Katie Byrne: 'Carol Vorderman's agelessness is by no means effortless'
There was a time, not so long ago, when the female life cycle was grouped into segments.
Magazines divided women into age brackets and told them how to dress appropriately in their 30s, 40s, 50s, and so on.
Hollywood portrayed women as ingenues or grande dames and brands marketed to two distinct female demographics: those with wrinkles and those without them.
We're still living in an age-conscious world but something is shifting.
Look around and you'll notice that the once rigid lines that demarcated the female life cycle are blurring and the quiet tyranny of the age bracket is fading away.
Look at Yasmin Le Bon (54) who recently said that she wears more mini skirts now than she did in her 20s and 30s.
Look at Brooke Shields who reckons she's sexier than ever at 53.
Otherwise, just look at the recent photograph of Carol Vorderman (58) in her knickers.
The former Countdown presenter is two years away from her 60th birthday, yet she looks at least two decades younger in photographs that she shared on social media earlier this week.

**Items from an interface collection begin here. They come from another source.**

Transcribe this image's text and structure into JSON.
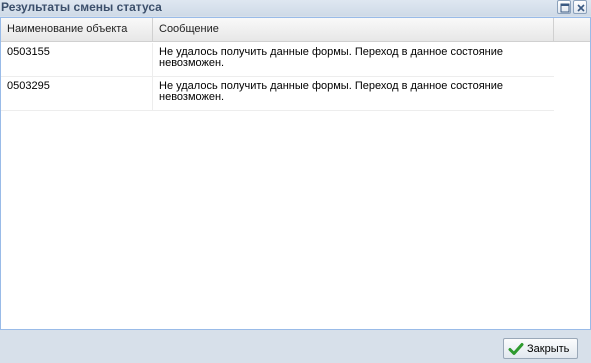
{
  "window": {
    "title": "Результаты смены статуса"
  },
  "grid": {
    "columns": [
      "Наименование объекта",
      "Сообщение"
    ],
    "rows": [
      {
        "object": "0503155",
        "message_line1": "Не удалось получить данные формы. Переход в данное состояние",
        "message_line2": "невозможен."
      },
      {
        "object": "0503295",
        "message_line1": "Не удалось получить данные формы. Переход в данное состояние",
        "message_line2": "невозможен."
      }
    ]
  },
  "footer": {
    "close_label": "Закрыть"
  },
  "colors": {
    "window_frame": "#d7e0ea",
    "title_text": "#3b4f6b",
    "check_icon": "#2e9a2e"
  },
  "icons": {
    "maximize": "maximize-icon",
    "close": "close-icon",
    "button": "check-icon"
  }
}
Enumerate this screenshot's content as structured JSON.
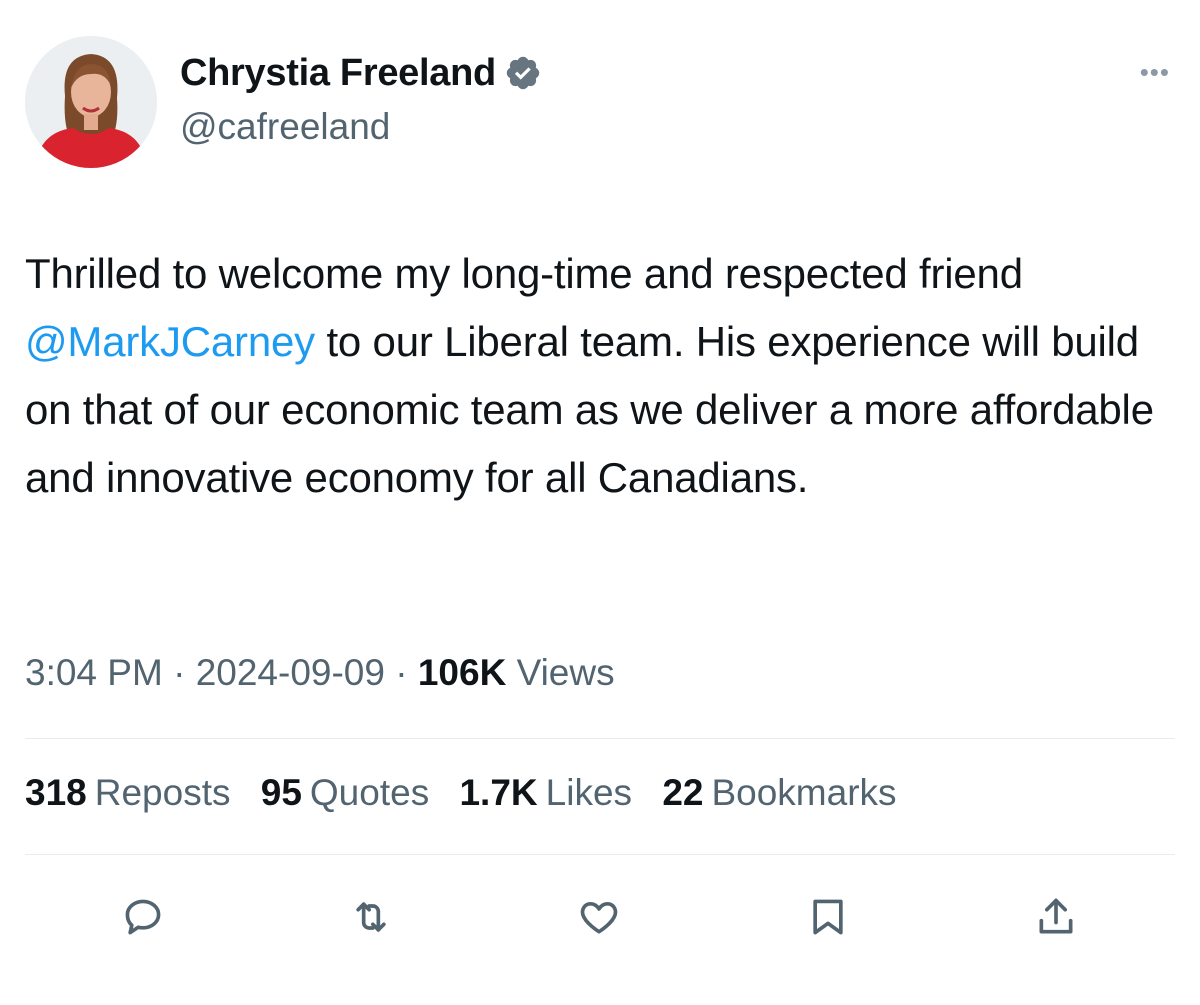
{
  "author": {
    "display_name": "Chrystia Freeland",
    "handle": "@cafreeland",
    "verified": true,
    "verified_color": "#66757f"
  },
  "tweet": {
    "text_before_mention": "Thrilled to welcome my long-time and respected friend ",
    "mention": "@MarkJCarney",
    "text_after_mention": " to our Liberal team. His experience will build on that of our economic team as we deliver a more affordable and innovative economy for all Canadians.",
    "mention_color": "#1d9bf0"
  },
  "meta": {
    "time": "3:04 PM",
    "separator": "·",
    "date": "2024-09-09",
    "views_count": "106K",
    "views_label": "Views"
  },
  "stats": [
    {
      "count": "318",
      "label": "Reposts"
    },
    {
      "count": "95",
      "label": "Quotes"
    },
    {
      "count": "1.7K",
      "label": "Likes"
    },
    {
      "count": "22",
      "label": "Bookmarks"
    }
  ],
  "actions": [
    "reply-icon",
    "repost-icon",
    "like-icon",
    "bookmark-icon",
    "share-icon"
  ],
  "icon_color": "#536471"
}
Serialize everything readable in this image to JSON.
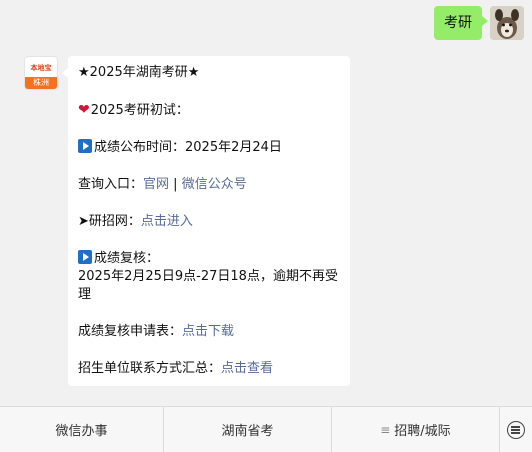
{
  "user_message": {
    "text": "考研"
  },
  "bot": {
    "avatar_top": "本地宝",
    "avatar_bottom": "株洲"
  },
  "message": {
    "title": "★2025年湖南考研★",
    "section1_label": "2025考研初试：",
    "score_time": "成绩公布时间：2025年2月24日",
    "query_label": "查询入口：",
    "query_link1": "官网",
    "query_sep": " | ",
    "query_link2": "微信公众号",
    "yzw_label": "➤研招网：",
    "yzw_link": "点击进入",
    "recheck_label": "成绩复核：",
    "recheck_time": "2025年2月25日9点-27日18点，逾期不再受",
    "recheck_time2": "理",
    "form_label": "成绩复核申请表：",
    "form_link": "点击下载",
    "contact_label": "招生单位联系方式汇总：",
    "contact_link": "点击查看"
  },
  "menu": {
    "item1": "微信办事",
    "item2": "湖南省考",
    "item3": "招聘/城际",
    "item3_icon": "≡"
  }
}
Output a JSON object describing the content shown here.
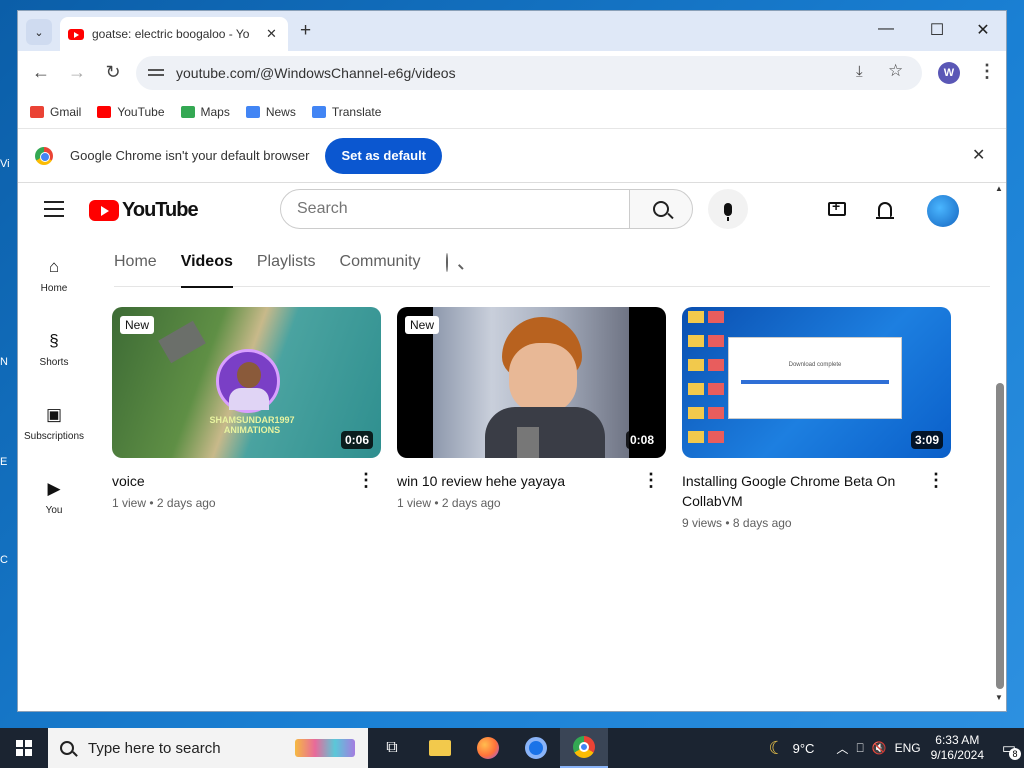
{
  "desktop": {
    "edge_labels": [
      "Vi",
      "N",
      "E",
      "C"
    ]
  },
  "browser": {
    "tab": {
      "title": "goatse: electric boogaloo - Yo"
    },
    "new_tab": "+",
    "url": "youtube.com/@WindowsChannel-e6g/videos",
    "profile_letter": "W",
    "bookmarks": [
      {
        "label": "Gmail",
        "icon": "gmail-icon",
        "color": "#ea4335"
      },
      {
        "label": "YouTube",
        "icon": "youtube-icon",
        "color": "#ff0000"
      },
      {
        "label": "Maps",
        "icon": "maps-icon",
        "color": "#34a853"
      },
      {
        "label": "News",
        "icon": "news-icon",
        "color": "#4285f4"
      },
      {
        "label": "Translate",
        "icon": "translate-icon",
        "color": "#4285f4"
      }
    ],
    "infobar": {
      "text": "Google Chrome isn't your default browser",
      "button": "Set as default"
    }
  },
  "youtube": {
    "logo_text": "YouTube",
    "search_placeholder": "Search",
    "sidebar": [
      {
        "label": "Home",
        "icon": "home-icon"
      },
      {
        "label": "Shorts",
        "icon": "shorts-icon"
      },
      {
        "label": "Subscriptions",
        "icon": "subscriptions-icon"
      },
      {
        "label": "You",
        "icon": "you-icon"
      }
    ],
    "channel_tabs": [
      "Home",
      "Videos",
      "Playlists",
      "Community"
    ],
    "active_tab": "Videos",
    "videos": [
      {
        "title": "voice",
        "meta": "1 view • 2 days ago",
        "duration": "0:06",
        "badge": "New",
        "thumb_caption": "SHAMSUNDAR1997 ANIMATIONS"
      },
      {
        "title": "win 10 review hehe yayaya",
        "meta": "1 view • 2 days ago",
        "duration": "0:08",
        "badge": "New"
      },
      {
        "title": "Installing Google Chrome Beta On CollabVM",
        "meta": "9 views • 8 days ago",
        "duration": "3:09",
        "badge": "",
        "thumb_dialog": "Download complete"
      }
    ]
  },
  "taskbar": {
    "search_placeholder": "Type here to search",
    "weather": "9°C",
    "language": "ENG",
    "time": "6:33 AM",
    "date": "9/16/2024",
    "notification_count": "8"
  }
}
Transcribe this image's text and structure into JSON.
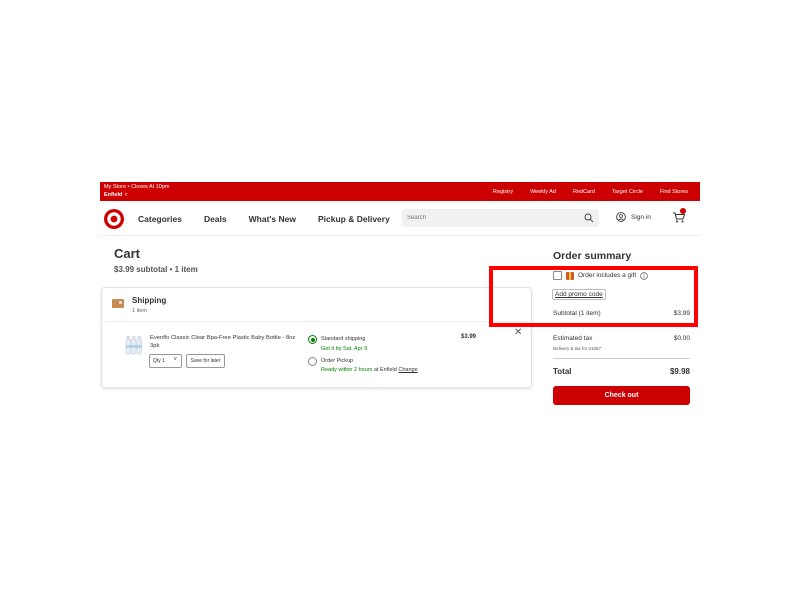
{
  "topbar": {
    "store_line1": "My Store • Closes At 10pm",
    "store_line2": "Enfield",
    "links": [
      "Registry",
      "Weekly Ad",
      "RedCard",
      "Target Circle",
      "Find Stores"
    ]
  },
  "header": {
    "nav": [
      "Categories",
      "Deals",
      "What's New",
      "Pickup & Delivery"
    ],
    "search_placeholder": "Search",
    "signin_label": "Sign in",
    "cart_count": "1"
  },
  "cart": {
    "title": "Cart",
    "subtitle": "$3.99 subtotal • 1 item"
  },
  "shipping": {
    "title": "Shipping",
    "count": "1 item",
    "product_name": "Evenflo Classic Clear Bpa-Free Plastic Baby Bottle - 8oz 3pk",
    "qty_label": "Qty 1",
    "save_label": "Save for later",
    "price": "$3.99",
    "options": {
      "standard_label": "Standard shipping",
      "standard_detail": "Get it by Sat, Apr 9",
      "pickup_label": "Order Pickup",
      "pickup_detail_green": "Ready within 2 hours",
      "pickup_detail_at": " at Enfield ",
      "pickup_change": "Change"
    }
  },
  "summary": {
    "title": "Order summary",
    "gift_label": "Order includes a gift",
    "promo_label": "Add promo code",
    "subtotal_label": "Subtotal (1 item)",
    "subtotal_value": "$3.99",
    "tax_label": "Estimated tax",
    "tax_value": "$0.00",
    "tax_note": "Delivery & tax for 01057",
    "total_label": "Total",
    "total_value": "$9.98",
    "checkout_label": "Check out"
  },
  "colors": {
    "brand_red": "#cc0000",
    "green": "#008300",
    "highlight": "#ff0000"
  }
}
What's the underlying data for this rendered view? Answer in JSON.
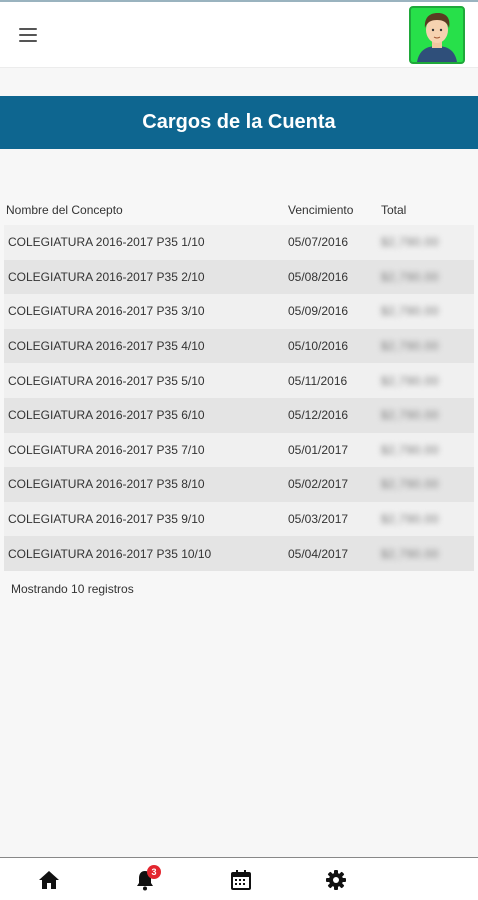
{
  "header": {
    "menu_icon": "hamburger-menu-icon",
    "avatar_icon": "user-avatar-icon",
    "avatar_bg": "#27e04a"
  },
  "page": {
    "title": "Cargos de la Cuenta",
    "title_bg": "#0e6690"
  },
  "table": {
    "columns": [
      "Nombre del Concepto",
      "Vencimiento",
      "Total"
    ],
    "rows": [
      {
        "concept": "COLEGIATURA 2016-2017 P35 1/10",
        "due": "05/07/2016",
        "total": "$2,790.00"
      },
      {
        "concept": "COLEGIATURA 2016-2017 P35 2/10",
        "due": "05/08/2016",
        "total": "$2,790.00"
      },
      {
        "concept": "COLEGIATURA 2016-2017 P35 3/10",
        "due": "05/09/2016",
        "total": "$2,790.00"
      },
      {
        "concept": "COLEGIATURA 2016-2017 P35 4/10",
        "due": "05/10/2016",
        "total": "$2,790.00"
      },
      {
        "concept": "COLEGIATURA 2016-2017 P35 5/10",
        "due": "05/11/2016",
        "total": "$2,790.00"
      },
      {
        "concept": "COLEGIATURA 2016-2017 P35 6/10",
        "due": "05/12/2016",
        "total": "$2,790.00"
      },
      {
        "concept": "COLEGIATURA 2016-2017 P35 7/10",
        "due": "05/01/2017",
        "total": "$2,790.00"
      },
      {
        "concept": "COLEGIATURA 2016-2017 P35 8/10",
        "due": "05/02/2017",
        "total": "$2,790.00"
      },
      {
        "concept": "COLEGIATURA 2016-2017 P35 9/10",
        "due": "05/03/2017",
        "total": "$2,790.00"
      },
      {
        "concept": "COLEGIATURA 2016-2017 P35 10/10",
        "due": "05/04/2017",
        "total": "$2,790.00"
      }
    ],
    "footer": "Mostrando 10 registros"
  },
  "bottom_nav": {
    "items": [
      {
        "icon": "home-icon"
      },
      {
        "icon": "bell-icon",
        "badge": "3"
      },
      {
        "icon": "calendar-icon"
      },
      {
        "icon": "gear-icon"
      }
    ]
  }
}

"Keep on moving no matter what your age," she told her followers, before posting a snap of herself wearing nothing but black lace knickers and a Nike vest while posing in the mirror of her home gym.
We've long been told that 60 is the new 50 just as 50 is the new 40 and so forth. However, it's only when we look at photographs of Vorderman and her ilk that we realise that something else is happening. The decades that once defined women are amalgamating and agelessness is beginning to emerge as the new normal.
We could attribute this shift to the forward march of feminism, but let's not get too ahead of ourselves here. Older women are becoming more visible - that much is unarguable - but we'd be foolish to think that this is to do with representation and empowerment any more than it is to do with reformer Pilates, bio-identical hormones and lunchtime cosmetic treatments.
Let's be honest: the women that we describe as ageless are invariably the women who have made the best use of the cosmecoepia of treatments and therapies that are available to them. And in a world where women in their 20s, 30s, 40s, and 50s are getting the exact same work done, we're all beginning to look the exact same age (42, give or take a few months).
The fashion industry has also played a part in what sociologists call "generational blurring".
Fast fashion democratised what was once a prohibitively expensive industry, but we don't always acknowledge the other boundaries that it helped to break down.
Before fast fashion, womenswear retailers drew a very clear line between the under-50s and the over-50s markets.
The younger market got stylish interpretations of the latest trends; the older market got elasticated waistbands, comfy court shoes and Identikit Mother of the Bride outfits (pastel-coloured bolero jacket anyone?).
The ready availability of cheap, disposable clothing levelled the playing field. Mothers and daughters now raid one another's wardrobes, and it's not unusual to hear of three generations of women from the same family shopping in Zara.
It's much the same with media consumption. There was a time when 50-something women didn't deviate from their go-to TV shows and that one cassette tape that they listened to on loop in the car.
Nowadays, mothers and daughters share Netflix and Spotify accounts, and media companies are beginning to realise that age isn't necessarily the best demographic metric.
And let's not overlook the impact of the online dating industry. Fifty-something women used to follow the rule of thumb about never dating someone under half their age plus seven. Now they're just one curious click away from an age range that social conventions once guarded them from. Sure look at Naomi Campbell!
Yes, there is a lot to celebrate about the new 50-something - or the 'perennials' as they are sometimes called. However, we should think twice about the poster women that we put forward.
After all, the agelessness that we tend to celebrate is by no means effortless. Truth be told, it takes decades of hard work.